Petrol stations in Lowestoft, Sudbury and Stowmarket out of fuel as people panic-buy
Petrol stations in Suffolk have run out of fuel, amid fears that people are panic-buying.
Staff at Lowestoft's Tesco station, in Beccles Road, have put up a sign this morning warning drivers that there is no fuel available.
The sign reads: "Sorry, no fuel. Store open as usual. Sorry for the inconvenience."
Residents in Sudbury have also taken to social media after they struggled to find petrol anywhere in the town.
The town's Esso and Tesco are said to be completely out of fuel and traffic is said to be at a gridlock with drivers travelling to try other stations.
Many have said they are unable to go to work or take their children to school due to the shortages.
Staff at Tesco in Newmarket are turning away drivers needing diesel, after supplies have also dried up.
The Esso garage on Poplar Hill, Stowmarket, has been closed after it too ran out of fuel.
Queues are also building up at Asda's 24-hour petrol station in Western Way, Bury St Edmunds.
And shoppers have reported 'bumper to bumper queues' at Sainsbury's petrol stations in Ipswich.
Meanwhile, Stagecoach East warned anyone using a bus service that runs near a forecourt to expect delays today.
Transport minister Grant Shapps moved to dissuade drivers from panic-buying.
“The advice would be to carry on as normal, and that is what BP is saying as well,” he told Sky News.
And he sought to play down the extent of the problem.
He said: “As of last night, five petrol stations on the BP network out of 12 or 13 hundred were affected.
“I’m meeting this morning with Tesco and I’m sure they’ll give me the update for themselves.
“None of the other retailers said they had any closures.”
He added: “The others, Asda, Morrisons and other supermarkets are saying they have no problems, as have other petrol companies.”
Other estimates suggested 50 to 100 BP sites were currently affected.
Esso owner ExxonMobil, which runs the Tesco refilling stations, said a “small number” were affected.
“I’ll move heaven and Earth to do anything that’s required to make sure that lorries carry on moving our goods and services and petrol around the country,” Mr Shapps said.
He denied that Brexit was the culprit in the UK’s recent shortage of lorry drivers, arguing that the split from the European Union has helped the government react.
Instead, he suggested the pandemic had led to a shortage of tests for new HGV drivers.
“Not only are there very large and even larger shortages in other EU countries like Poland and Germany, which clearly can’t be to do with Brexit, but actually because of Brexit I’ve been able to change the law and alter the way our driving tests operate in a way I could not have done if we were still part of the EU,” he said.
“So, Brexit actually has provided part of the solution of giving more slots available for HGV (heavy goods vehicle) tests and there are a lot more, twice as many, tests available now than before the pandemic, a large proportion of those we’ve only been able to do because we are no longer in the EU.”
But speaking to staff on one forecourt this morning, a different picture emerged.

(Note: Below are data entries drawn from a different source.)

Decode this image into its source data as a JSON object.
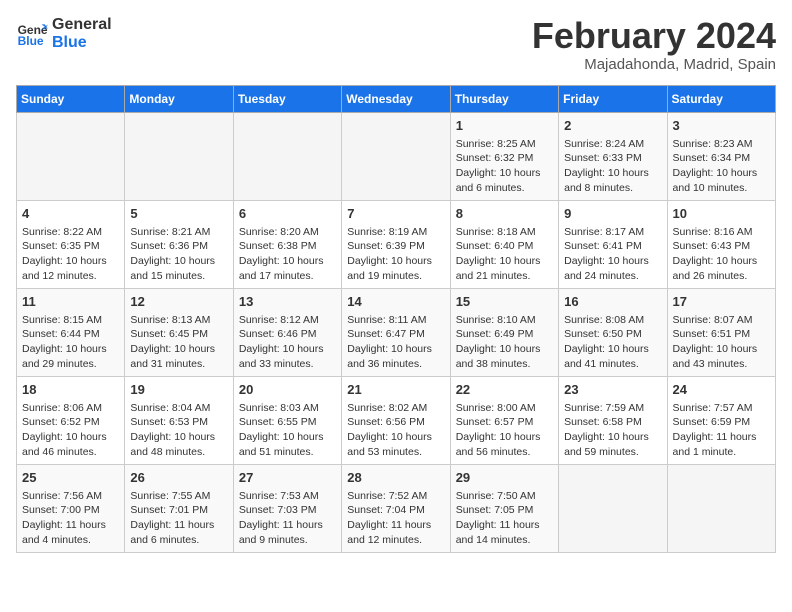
{
  "logo": {
    "line1": "General",
    "line2": "Blue"
  },
  "title": "February 2024",
  "subtitle": "Majadahonda, Madrid, Spain",
  "weekdays": [
    "Sunday",
    "Monday",
    "Tuesday",
    "Wednesday",
    "Thursday",
    "Friday",
    "Saturday"
  ],
  "weeks": [
    [
      {
        "day": "",
        "info": ""
      },
      {
        "day": "",
        "info": ""
      },
      {
        "day": "",
        "info": ""
      },
      {
        "day": "",
        "info": ""
      },
      {
        "day": "1",
        "info": "Sunrise: 8:25 AM\nSunset: 6:32 PM\nDaylight: 10 hours\nand 6 minutes."
      },
      {
        "day": "2",
        "info": "Sunrise: 8:24 AM\nSunset: 6:33 PM\nDaylight: 10 hours\nand 8 minutes."
      },
      {
        "day": "3",
        "info": "Sunrise: 8:23 AM\nSunset: 6:34 PM\nDaylight: 10 hours\nand 10 minutes."
      }
    ],
    [
      {
        "day": "4",
        "info": "Sunrise: 8:22 AM\nSunset: 6:35 PM\nDaylight: 10 hours\nand 12 minutes."
      },
      {
        "day": "5",
        "info": "Sunrise: 8:21 AM\nSunset: 6:36 PM\nDaylight: 10 hours\nand 15 minutes."
      },
      {
        "day": "6",
        "info": "Sunrise: 8:20 AM\nSunset: 6:38 PM\nDaylight: 10 hours\nand 17 minutes."
      },
      {
        "day": "7",
        "info": "Sunrise: 8:19 AM\nSunset: 6:39 PM\nDaylight: 10 hours\nand 19 minutes."
      },
      {
        "day": "8",
        "info": "Sunrise: 8:18 AM\nSunset: 6:40 PM\nDaylight: 10 hours\nand 21 minutes."
      },
      {
        "day": "9",
        "info": "Sunrise: 8:17 AM\nSunset: 6:41 PM\nDaylight: 10 hours\nand 24 minutes."
      },
      {
        "day": "10",
        "info": "Sunrise: 8:16 AM\nSunset: 6:43 PM\nDaylight: 10 hours\nand 26 minutes."
      }
    ],
    [
      {
        "day": "11",
        "info": "Sunrise: 8:15 AM\nSunset: 6:44 PM\nDaylight: 10 hours\nand 29 minutes."
      },
      {
        "day": "12",
        "info": "Sunrise: 8:13 AM\nSunset: 6:45 PM\nDaylight: 10 hours\nand 31 minutes."
      },
      {
        "day": "13",
        "info": "Sunrise: 8:12 AM\nSunset: 6:46 PM\nDaylight: 10 hours\nand 33 minutes."
      },
      {
        "day": "14",
        "info": "Sunrise: 8:11 AM\nSunset: 6:47 PM\nDaylight: 10 hours\nand 36 minutes."
      },
      {
        "day": "15",
        "info": "Sunrise: 8:10 AM\nSunset: 6:49 PM\nDaylight: 10 hours\nand 38 minutes."
      },
      {
        "day": "16",
        "info": "Sunrise: 8:08 AM\nSunset: 6:50 PM\nDaylight: 10 hours\nand 41 minutes."
      },
      {
        "day": "17",
        "info": "Sunrise: 8:07 AM\nSunset: 6:51 PM\nDaylight: 10 hours\nand 43 minutes."
      }
    ],
    [
      {
        "day": "18",
        "info": "Sunrise: 8:06 AM\nSunset: 6:52 PM\nDaylight: 10 hours\nand 46 minutes."
      },
      {
        "day": "19",
        "info": "Sunrise: 8:04 AM\nSunset: 6:53 PM\nDaylight: 10 hours\nand 48 minutes."
      },
      {
        "day": "20",
        "info": "Sunrise: 8:03 AM\nSunset: 6:55 PM\nDaylight: 10 hours\nand 51 minutes."
      },
      {
        "day": "21",
        "info": "Sunrise: 8:02 AM\nSunset: 6:56 PM\nDaylight: 10 hours\nand 53 minutes."
      },
      {
        "day": "22",
        "info": "Sunrise: 8:00 AM\nSunset: 6:57 PM\nDaylight: 10 hours\nand 56 minutes."
      },
      {
        "day": "23",
        "info": "Sunrise: 7:59 AM\nSunset: 6:58 PM\nDaylight: 10 hours\nand 59 minutes."
      },
      {
        "day": "24",
        "info": "Sunrise: 7:57 AM\nSunset: 6:59 PM\nDaylight: 11 hours\nand 1 minute."
      }
    ],
    [
      {
        "day": "25",
        "info": "Sunrise: 7:56 AM\nSunset: 7:00 PM\nDaylight: 11 hours\nand 4 minutes."
      },
      {
        "day": "26",
        "info": "Sunrise: 7:55 AM\nSunset: 7:01 PM\nDaylight: 11 hours\nand 6 minutes."
      },
      {
        "day": "27",
        "info": "Sunrise: 7:53 AM\nSunset: 7:03 PM\nDaylight: 11 hours\nand 9 minutes."
      },
      {
        "day": "28",
        "info": "Sunrise: 7:52 AM\nSunset: 7:04 PM\nDaylight: 11 hours\nand 12 minutes."
      },
      {
        "day": "29",
        "info": "Sunrise: 7:50 AM\nSunset: 7:05 PM\nDaylight: 11 hours\nand 14 minutes."
      },
      {
        "day": "",
        "info": ""
      },
      {
        "day": "",
        "info": ""
      }
    ]
  ]
}
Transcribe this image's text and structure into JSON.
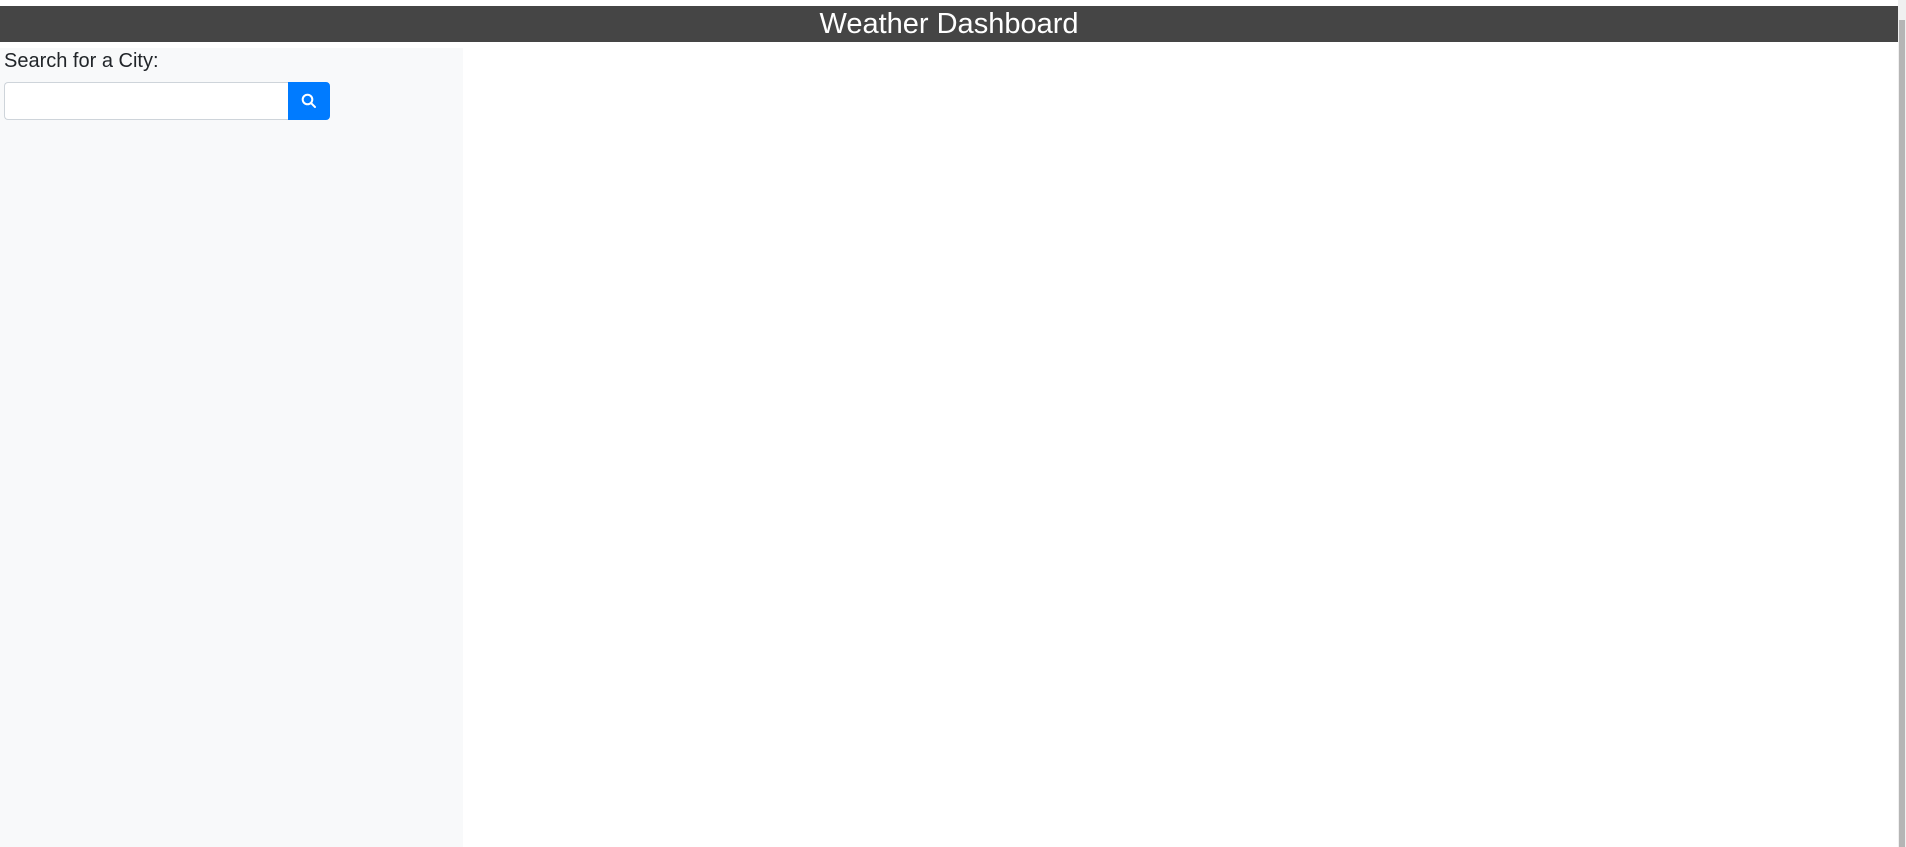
{
  "header": {
    "title": "Weather Dashboard"
  },
  "sidebar": {
    "search_label": "Search for a City:",
    "search_input": {
      "value": "",
      "placeholder": ""
    },
    "search_button_icon": "search-icon"
  },
  "colors": {
    "header_bg": "#454545",
    "sidebar_bg": "#f8f9fa",
    "accent": "#007bff"
  }
}
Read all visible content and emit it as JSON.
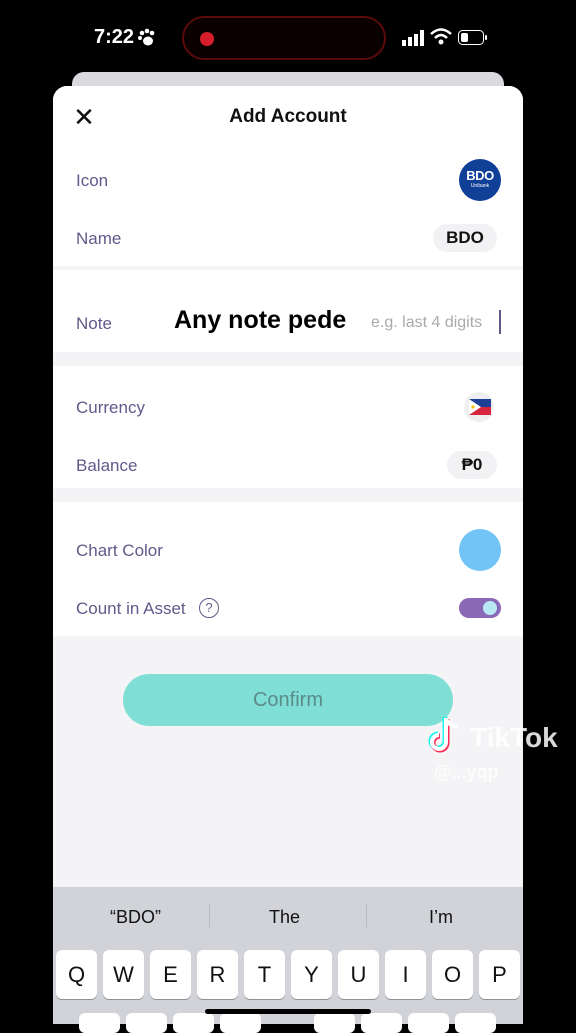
{
  "status_bar": {
    "time": "7:22"
  },
  "header": {
    "title": "Add Account",
    "close": "✕"
  },
  "rows": {
    "icon_label": "Icon",
    "name_label": "Name",
    "name_value": "BDO",
    "bank_logo_text": "BDO",
    "bank_logo_sub": "Unibank",
    "note_label": "Note",
    "note_typed": "Any note pede",
    "note_placeholder": "e.g. last 4 digits",
    "currency_label": "Currency",
    "balance_label": "Balance",
    "balance_value": "₱0",
    "chart_color_label": "Chart Color",
    "chart_color": "#72c3f6",
    "count_in_asset_label": "Count in Asset",
    "help": "?"
  },
  "confirm_label": "Confirm",
  "watermark": {
    "brand": "TikTok",
    "handle": "@...yqp"
  },
  "keyboard": {
    "suggestions": [
      "“BDO”",
      "The",
      "I’m"
    ],
    "row1": [
      "Q",
      "W",
      "E",
      "R",
      "T",
      "Y",
      "U",
      "I",
      "O",
      "P"
    ]
  }
}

They suggested the HGV lorry crisis was a long-standing problem, and a reduction in the number of European drivers since Brexi had exacerbated the issue.
At a meeting a week ago BP reportedly told the government that the company was struggling to get fuel to its forecourts.
Its head of UK retail Hanna Hofer described the situation as “bad, very bad”, according to a report by ITV News.
BP had “two-thirds of normal forecourt stock levels required for smooth operations”, she said, adding that the level is “declining rapidly”.
The AA has said that most of the UK’s forecourts are working as they should amid worries over supply of petrol at some sites.
“There is no shortage of fuel and thousands of forecourts are operating normally with just a few suffering temporary supply chain problems,” said AA president Edmund King.
“Fridays and the weekend always tend to be busier on forecourts as drivers either combine filling up with shopping runs, prepare for weekend trips or refuel for the start of the new working week.
“Drivers should not fill up outside their normal routines because, even if the occasional petrol station is temporarily closed, others just down the road will be open.
“It is now clear that there have been occasional delays over recent weeks that have been managed with hardly anyone noticing. This was a manageable problem.”
On Thursday Rod McKenzie of the Road Haulage Association trade body said that the government had allowed the driver shortage to get “gradually worse” in recent months.
“We have got a shortage of 100,000 (drivers),” he told BBC’s Newsnight.
“When you think that everything we get in Britain comes on the back of a lorry, whether it’s fuel or food or clothes or whatever it is, at some point, if there are no drivers to drive those trucks, the trucks aren’t moving and we’re not getting our stuff.”
He added: “I don’t think we are talking about absolutely no fuel or food or anything like that, people shouldn’t panic buy food or fuel or anything else, that’s not what this is about.
“This is about stock outs, it’s about shortages, it’s about a normal supply chain being disrupted.”